Bynum can change that. With two NBA titles, he has plenty of playoff experience and he will give the Cavs another proven star to go along with All-Star point guard Kyrie Irving and a young, talented core.
In guaranteeing Bynum only one year, the Cavs have an out if he doesn't perform up to expectations. But if he does play well, the Cavs will have a roster that could attract another high-profile free agent next summer, when James can opt out of his deal in Miami and hit the market.
The landing of Bynum caps a successful off-season for the Cavs and especially general manager Chris Grant, who had more pressure placed on him when Gilbert vowed after winning the NBA draft lottery that the Cavs would get back to the playoff next season.
After re-hiring Brown, who was fired three years ago, Grant selected UNLV forward Anthony Bennett with the No. 1 overall pick in last month's draft. Cleveland then reached agreements with free agent forward Earl Clark and guard Jarrett Jack, two players who will fit nicely into the Cavs' rotation.
The Cavs will introduce Clark and Jack at a news conference on Friday, but Bynum is not expected to attend.
Motivated and in shape, Bynum has the potential to get Cleveland back near the top more quickly. A force on the floor, the 280-pounder will give Brown a defensive presence to protect the rim and he can do enough on offence to keep teams honest inside.

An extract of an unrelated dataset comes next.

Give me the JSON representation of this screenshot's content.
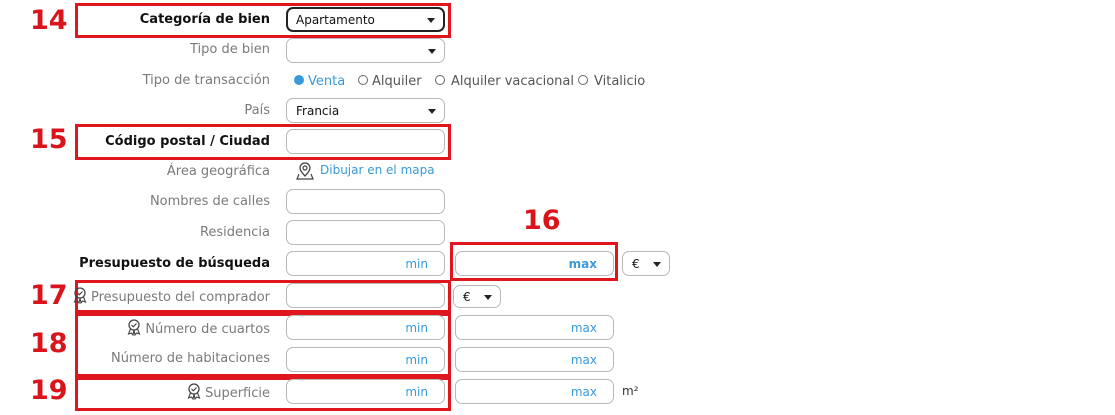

The Cavs sold Bynum on their future, and their association with the Cleveland Clinic and its doctors were a comfort to a player who has had knee problems for years. Bynum didn't work out for the Cavs, but the team was able to examine his knees and came away knowing there are risks but convinced he is worth their investment.
Bynum's agent, David Lee, has said his client will be ready when training camp begins.
Bynum's signing comes three summers after James decided to leave the Cavs after seven seasons to join Dwyane Wade and Chris Bosh in Miami. Cleveland has had trouble luring high-profile free agents in the past, but if the gamble with Bynum pays off, that might not be such a problem in the future.